The ruling ends a long legal battle surrounding the former London Stock Exchange tower, now known as 125 Old Broad Street, where on one occasion a 15ft plate glass window fell from the 17th floor onto a busy street just missing office workers enjoying an early lunch.
In total 17 plate glass windows failed on the 26-storey tower forcing its owner to pay to reclad the building, just four years after Lendlease had completed its original renovation project.
Lendlease was named throughout the judgement as the defendant.
But the Enquirer understands that was a procedural matter and the case centred on work by glazing contractor Permasteelisa.
A Lendlease spokesperson said: “Permasteelisa and Lendlease have reached an agreement whereby Lendlease will not be financially impacted.”
Klaus Lother, Chief Executive Officer of Permasteelisa UK Ltd said: “This judgment is relevant to an old project executed in 2005 and is connected with a decision by the client to change the project materials.

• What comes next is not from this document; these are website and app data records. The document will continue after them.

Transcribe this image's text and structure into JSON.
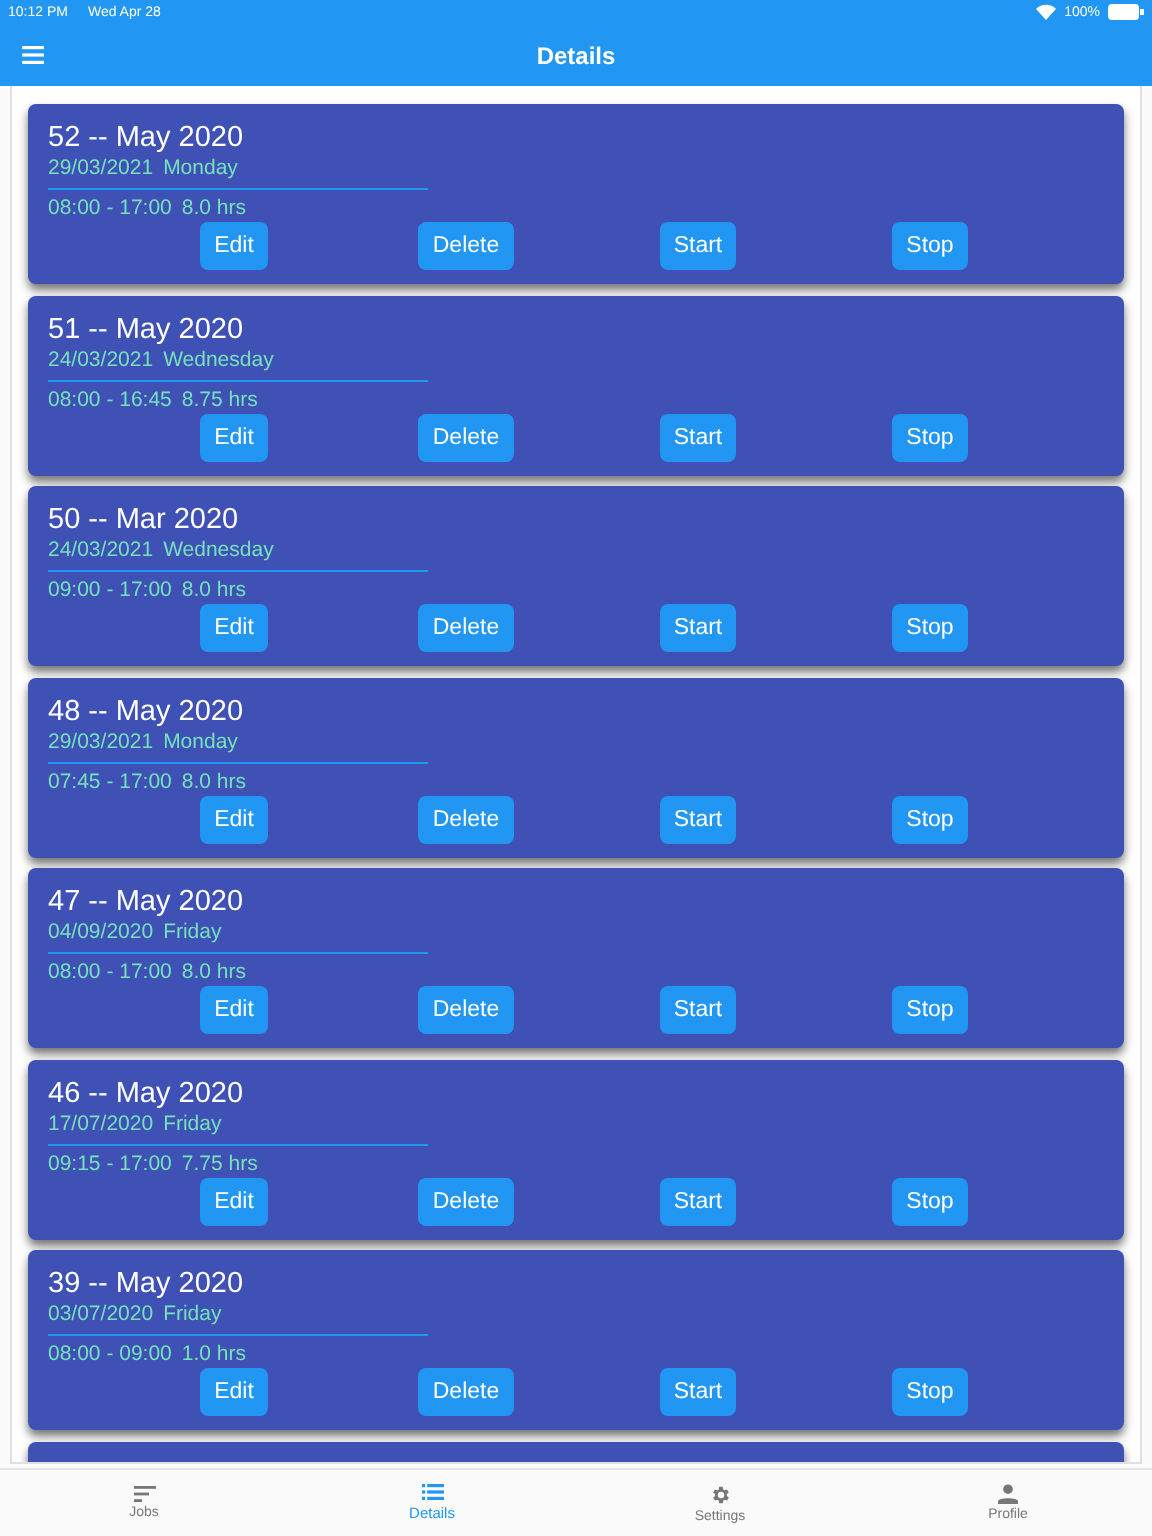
{
  "status_bar": {
    "time": "10:12 PM",
    "date": "Wed Apr 28",
    "battery": "100%"
  },
  "app_bar": {
    "title": "Details"
  },
  "entries": [
    {
      "title": "52 -- May 2020",
      "date": "29/03/2021",
      "day": "Monday",
      "hours": "08:00 - 17:00",
      "total": "8.0 hrs",
      "buttons": [
        "Edit",
        "Delete",
        "Start",
        "Stop"
      ]
    },
    {
      "title": "51 -- May 2020",
      "date": "24/03/2021",
      "day": "Wednesday",
      "hours": "08:00 - 16:45",
      "total": "8.75 hrs",
      "buttons": [
        "Edit",
        "Delete",
        "Start",
        "Stop"
      ]
    },
    {
      "title": "50 -- Mar 2020",
      "date": "24/03/2021",
      "day": "Wednesday",
      "hours": "09:00 - 17:00",
      "total": "8.0 hrs",
      "buttons": [
        "Edit",
        "Delete",
        "Start",
        "Stop"
      ]
    },
    {
      "title": "48 -- May 2020",
      "date": "29/03/2021",
      "day": "Monday",
      "hours": "07:45 - 17:00",
      "total": "8.0 hrs",
      "buttons": [
        "Edit",
        "Delete",
        "Start",
        "Stop"
      ]
    },
    {
      "title": "47 -- May 2020",
      "date": "04/09/2020",
      "day": "Friday",
      "hours": "08:00 - 17:00",
      "total": "8.0 hrs",
      "buttons": [
        "Edit",
        "Delete",
        "Start",
        "Stop"
      ]
    },
    {
      "title": "46 -- May 2020",
      "date": "17/07/2020",
      "day": "Friday",
      "hours": "09:15 - 17:00",
      "total": "7.75 hrs",
      "buttons": [
        "Edit",
        "Delete",
        "Start",
        "Stop"
      ]
    },
    {
      "title": "39 -- May 2020",
      "date": "03/07/2020",
      "day": "Friday",
      "hours": "08:00 - 09:00",
      "total": "1.0 hrs",
      "buttons": [
        "Edit",
        "Delete",
        "Start",
        "Stop"
      ]
    }
  ],
  "tabs": [
    {
      "label": "Jobs",
      "selected": false
    },
    {
      "label": "Details",
      "selected": true
    },
    {
      "label": "Settings",
      "selected": false
    },
    {
      "label": "Profile",
      "selected": false
    }
  ]
}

“The need for changing said materials was attributed by the client to Permasteelisa, which we objected to.
“Although we cannot agree with the conclusions of the judgment, we were long since prepared for such a possibility.
“Therefore it will have no impact on Permasteelisa business in the UK or at Group level.”
Handing down his judgment last week, Mr Justice Stuart-Smith described the project’s failings as “disastrous”.
Lendlease first carried out the extensive redevelopment of 125 Old Broad Street under a two-year design and build contract, completing in 2008.
Between then and 2012, the building suffered 17 spontaneous glazing failures due to nickel sulphide levels in the glass.
Fortunately, no one was seriously injured by falling glass, but the building had to be cloaked in scaffolding to protect the public.
Owners Hammerson, the Bank of Ireland and GE Real Estate then took the decision to pay for the building to be reclad with a new glass curtain walling system in 2013.
The judge said that Lendlease had failed to ensure it had the sufficient documents to prove the glazing supplied had been properly heat-treated to prevent failure.
He said: “I find as a fact that a substantial proportion of the glass that was used on 125 OBS, probably in the region of 35-40% though possibly more, was not heat soaked in accordance with the requirements of the contract.
“If it had all been heat soaked properly, there would probably have been either no breakages or one breakage.”
Around £8.7m of the £14.7m award covers the reglazing cost, with other remedial works and financing charges making up the balance.